"It can't just be about the ones we've lost," Rogers said. "It has to be about the ones we're trying to save."

How to find help

Delaware Hope Line: 833-9-HOPEDE for free 24/7 counseling, coaching and support, as well as links to mental health, addiction and crisis services. Resources can also be found on the Help is Here website.

Suicide and Crisis Lifeline: 988

SAMHSA National Helpline:  800-662-HELP (4357) for free 24/7 substance abuse disorder treatment referral services.
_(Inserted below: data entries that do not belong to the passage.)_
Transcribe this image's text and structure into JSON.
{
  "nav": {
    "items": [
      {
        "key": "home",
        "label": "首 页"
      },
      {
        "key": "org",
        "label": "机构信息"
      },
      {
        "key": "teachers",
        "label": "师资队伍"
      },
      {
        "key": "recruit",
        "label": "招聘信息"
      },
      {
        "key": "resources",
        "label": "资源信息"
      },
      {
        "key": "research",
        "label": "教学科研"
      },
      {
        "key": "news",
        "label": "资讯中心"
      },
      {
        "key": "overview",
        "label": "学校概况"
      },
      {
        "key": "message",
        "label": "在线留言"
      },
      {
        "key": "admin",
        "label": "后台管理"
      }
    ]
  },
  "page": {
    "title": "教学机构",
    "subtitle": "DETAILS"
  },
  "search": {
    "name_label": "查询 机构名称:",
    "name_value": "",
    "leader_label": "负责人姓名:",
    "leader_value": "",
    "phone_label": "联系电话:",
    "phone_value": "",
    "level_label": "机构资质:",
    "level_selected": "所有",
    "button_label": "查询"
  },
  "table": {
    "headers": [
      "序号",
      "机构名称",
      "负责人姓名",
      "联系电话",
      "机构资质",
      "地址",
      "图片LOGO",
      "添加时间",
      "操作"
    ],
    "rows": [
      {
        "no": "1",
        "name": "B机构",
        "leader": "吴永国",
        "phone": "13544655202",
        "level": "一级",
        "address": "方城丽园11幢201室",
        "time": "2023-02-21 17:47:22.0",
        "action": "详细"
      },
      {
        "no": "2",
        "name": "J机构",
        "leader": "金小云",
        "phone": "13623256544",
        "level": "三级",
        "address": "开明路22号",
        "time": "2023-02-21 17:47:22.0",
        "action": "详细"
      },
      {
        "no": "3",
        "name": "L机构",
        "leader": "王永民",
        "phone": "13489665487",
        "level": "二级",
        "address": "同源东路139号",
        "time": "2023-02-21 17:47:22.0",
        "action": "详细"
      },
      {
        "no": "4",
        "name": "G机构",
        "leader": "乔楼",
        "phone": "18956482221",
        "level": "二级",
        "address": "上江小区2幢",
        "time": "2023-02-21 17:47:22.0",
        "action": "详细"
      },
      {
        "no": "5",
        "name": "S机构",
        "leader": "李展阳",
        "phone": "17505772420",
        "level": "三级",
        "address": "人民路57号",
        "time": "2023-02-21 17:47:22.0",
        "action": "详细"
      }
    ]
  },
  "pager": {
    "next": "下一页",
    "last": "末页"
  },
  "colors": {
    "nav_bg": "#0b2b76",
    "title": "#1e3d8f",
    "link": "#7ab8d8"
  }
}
Treatment service locators are also available online at or via text message by sending your ZIP code to 435748.

Send story tips or ideas to Hannah Edelman at For more reporting, follow them on Twitter at @h_edelman.

This article originally appeared on Delaware News Journal: Delaware Overdose Awareness Day: Where to get help, honor loved ones